[Date Prev][Date Next][Thread Prev][Thread Next][Date Index][Thread Index]
Re: QoS selectors (was LAST CALL: IKE)
I like Radia's proposal, mainly because I think trying to bind the SAs to
DSCPs or PHBIDs is likely to become a bit of a rathole and really doesn't
I don't see why the receiver should care which packets arrive on which SA,
so long as they match all the (other) selectors.
Some complications I see with negotiating DSCP or PHBID as a selector:
. I agree with David that PHBID would be the correct beast to negotiate,
from the Diffserv perspective. But since PHBIDs require a (locally unique)
mapping to be translated to the actual bits (DSCP) in the packet, it is a
bit of a leap for IPsec compared to the other selectors where the literal
selector bits to be seen on the wire are negotiated. Moreover, the mapping
from PHBID to DSCP may be 1:n, imposing perhaps a significant burden on an
implementation to evaluate for any of multiple possible DSCP values.
. For transport mode, the DSCP that the selectors are evaluated against is
that in the outer (only) IP header. This is mutable and hence may be
remapped at a Diffserv domain boundary while still representing the same
semantics as represented by the corresponding negotiated PHBID. But for
tunnel mode the selectors are evaluated against the inner IP header and
this DSCP would *not* be mapped at a Diffserv domain boundary. This packet
might fail at the receiver to match the negotiated PHBID. IF we negotiated
DSCP instead of PHBID we'd just have the opposite problem instead.
At 06:49 PM 6/19/2003 -0400, Radia Perlman - Boston Center for Networking
>Hmm. Actually, I think there is no reason to negotiate which
>TOS values go on which SA. The reason for different SAs for
>different TOS values is so that the sequence numbers don't get
>too far off (assuming that different TOS's go at different speeds).
>So it seems like the sender, which knows it wants to send n different
>TOSs for which speeds will vary, can open n SAs, and choose which
>of the TOSs to send on which of them.

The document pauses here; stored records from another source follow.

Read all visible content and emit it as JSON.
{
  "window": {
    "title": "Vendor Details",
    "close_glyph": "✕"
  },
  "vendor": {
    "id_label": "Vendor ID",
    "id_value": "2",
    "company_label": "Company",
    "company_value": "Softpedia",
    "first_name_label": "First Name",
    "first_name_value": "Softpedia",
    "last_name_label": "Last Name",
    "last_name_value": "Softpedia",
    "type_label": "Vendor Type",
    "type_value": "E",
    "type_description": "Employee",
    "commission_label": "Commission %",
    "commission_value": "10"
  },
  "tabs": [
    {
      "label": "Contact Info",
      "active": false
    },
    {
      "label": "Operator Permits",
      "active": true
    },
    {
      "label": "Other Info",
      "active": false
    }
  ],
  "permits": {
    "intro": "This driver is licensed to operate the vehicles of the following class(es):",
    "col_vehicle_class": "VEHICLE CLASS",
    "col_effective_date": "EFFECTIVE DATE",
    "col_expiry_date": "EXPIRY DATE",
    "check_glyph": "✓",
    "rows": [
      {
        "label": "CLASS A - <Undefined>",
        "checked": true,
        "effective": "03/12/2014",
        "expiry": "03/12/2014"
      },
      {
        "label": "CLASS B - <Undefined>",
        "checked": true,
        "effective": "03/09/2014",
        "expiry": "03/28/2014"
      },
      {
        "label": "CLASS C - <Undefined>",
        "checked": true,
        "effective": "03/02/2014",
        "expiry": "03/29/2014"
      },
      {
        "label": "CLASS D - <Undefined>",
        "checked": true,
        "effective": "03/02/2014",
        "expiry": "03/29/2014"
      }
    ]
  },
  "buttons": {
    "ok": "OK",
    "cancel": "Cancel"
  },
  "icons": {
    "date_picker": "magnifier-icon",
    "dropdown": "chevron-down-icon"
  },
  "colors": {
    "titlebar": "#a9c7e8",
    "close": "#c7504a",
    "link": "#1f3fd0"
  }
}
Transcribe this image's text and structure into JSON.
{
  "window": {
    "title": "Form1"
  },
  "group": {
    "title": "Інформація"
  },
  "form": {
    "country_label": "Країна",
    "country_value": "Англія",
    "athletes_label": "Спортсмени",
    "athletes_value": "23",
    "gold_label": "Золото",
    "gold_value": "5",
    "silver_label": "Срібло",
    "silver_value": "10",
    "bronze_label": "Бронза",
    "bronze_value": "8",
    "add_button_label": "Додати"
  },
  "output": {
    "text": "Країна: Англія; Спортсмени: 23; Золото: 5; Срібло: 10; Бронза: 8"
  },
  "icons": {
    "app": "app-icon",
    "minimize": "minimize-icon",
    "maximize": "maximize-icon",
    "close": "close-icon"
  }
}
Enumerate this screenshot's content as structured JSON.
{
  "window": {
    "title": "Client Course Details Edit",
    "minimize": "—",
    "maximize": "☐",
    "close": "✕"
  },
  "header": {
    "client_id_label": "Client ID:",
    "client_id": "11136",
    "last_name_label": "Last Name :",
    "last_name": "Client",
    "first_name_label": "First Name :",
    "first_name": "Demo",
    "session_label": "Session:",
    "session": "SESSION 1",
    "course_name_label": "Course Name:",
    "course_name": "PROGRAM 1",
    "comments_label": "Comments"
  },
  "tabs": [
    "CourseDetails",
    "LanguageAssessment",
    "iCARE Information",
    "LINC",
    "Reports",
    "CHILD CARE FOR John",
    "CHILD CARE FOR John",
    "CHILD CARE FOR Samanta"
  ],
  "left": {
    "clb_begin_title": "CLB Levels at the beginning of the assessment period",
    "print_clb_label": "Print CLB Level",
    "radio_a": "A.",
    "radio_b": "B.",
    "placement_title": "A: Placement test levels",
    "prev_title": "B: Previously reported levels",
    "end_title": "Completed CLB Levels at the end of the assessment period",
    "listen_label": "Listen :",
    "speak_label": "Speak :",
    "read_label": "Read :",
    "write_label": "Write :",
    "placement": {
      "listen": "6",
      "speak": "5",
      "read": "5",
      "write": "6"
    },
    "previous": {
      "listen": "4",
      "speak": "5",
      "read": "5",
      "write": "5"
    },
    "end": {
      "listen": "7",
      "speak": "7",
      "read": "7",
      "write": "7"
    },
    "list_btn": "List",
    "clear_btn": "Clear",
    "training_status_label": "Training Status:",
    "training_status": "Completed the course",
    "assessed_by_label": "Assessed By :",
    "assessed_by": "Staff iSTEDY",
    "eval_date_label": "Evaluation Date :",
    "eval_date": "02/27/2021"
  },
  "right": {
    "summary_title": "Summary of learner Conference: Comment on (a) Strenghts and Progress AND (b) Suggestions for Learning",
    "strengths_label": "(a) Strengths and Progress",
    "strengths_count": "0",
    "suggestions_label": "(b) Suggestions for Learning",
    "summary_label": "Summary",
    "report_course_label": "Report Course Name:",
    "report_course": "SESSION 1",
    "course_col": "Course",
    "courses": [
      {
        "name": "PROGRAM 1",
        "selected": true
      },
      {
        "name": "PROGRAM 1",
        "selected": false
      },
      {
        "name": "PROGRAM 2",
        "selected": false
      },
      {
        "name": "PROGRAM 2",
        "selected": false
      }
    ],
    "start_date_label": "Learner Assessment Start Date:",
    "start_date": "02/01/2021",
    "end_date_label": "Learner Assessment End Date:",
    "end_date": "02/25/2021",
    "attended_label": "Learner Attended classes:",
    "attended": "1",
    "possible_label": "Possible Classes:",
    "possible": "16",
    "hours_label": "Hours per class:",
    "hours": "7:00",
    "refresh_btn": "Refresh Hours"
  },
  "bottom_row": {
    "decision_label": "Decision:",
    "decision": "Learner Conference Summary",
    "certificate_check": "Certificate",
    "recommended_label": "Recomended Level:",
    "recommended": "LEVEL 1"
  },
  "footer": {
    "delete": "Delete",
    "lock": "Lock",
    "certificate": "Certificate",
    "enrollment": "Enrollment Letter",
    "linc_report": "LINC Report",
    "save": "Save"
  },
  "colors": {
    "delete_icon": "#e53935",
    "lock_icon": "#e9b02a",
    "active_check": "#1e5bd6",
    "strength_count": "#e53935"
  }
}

>If A and B have n SAs already, then if A has k different TOS's, A
>can use the other half of the n SAs (and doesn't need to open more
>of them) if k < n.
>I *think* the current IKEv2 spec supports this. The previous draft
>said something about having to close redundant SAs. This one at
>least implies that the only time you'd close a redundant SA is if
>it happened as a result of a rekeying collision.
>A few of us had worked out language in the hallway at the last IETF,
>explicitly saying things like that only the creator of an SA could
>delete a redundant SA, but I think it was declared too late to make
>design decisions like that that might have other implications.
> From: Black_David@emc.com
> To: email@example.com, firstname.lastname@example.org
> Subject: QoS selectors (was LAST CALL: IKE)
> MIME-Version: 1.0
> > Several folks have asked for the ability to place traffic with
> > different TOS values on different SAs, which requires that the TOS
> > field (IPv4) and the flow spec field (IPv6) be useable as
> > If we agree to add this feature, we need the ability to negootiate
> > this in IKE.
> That would be the 6 bit DS Field, as defined in RFC 2780. The other
> two bits in the same header octets are used for ECN and should not be
> used as selectors. There are some subtle issues in QoS specification
> across administrative domain boundaries - in full generality, the
> DiffServ Code Point (DSCP) values used in the DS Field do not have
> global validity or meaning.
> It's ok to use DSCPs when the values are only expected to be
> meaningful to one end of the connection (e.g., receiver tells
> sender to set DSCP to <x> in inner IP header for tunnel mode
> SA), or something in the middle can be expected to do the
> translation if necessary - the latter does not apply to IKE
> for obvious reasons. For more general negotiation, where both
> ends are expected to understand what is being negotiated,
> PHBIDs (RFC 3140) are appropriate.
> David L. Black, Senior Technologist
> EMC Corporation, 176 South St., Hopkinton, MA 01748
> +1 (508) 293-7953 FAX: +1 (508) 293-7786
> email@example.com Mobile: +1 (978) 394-7754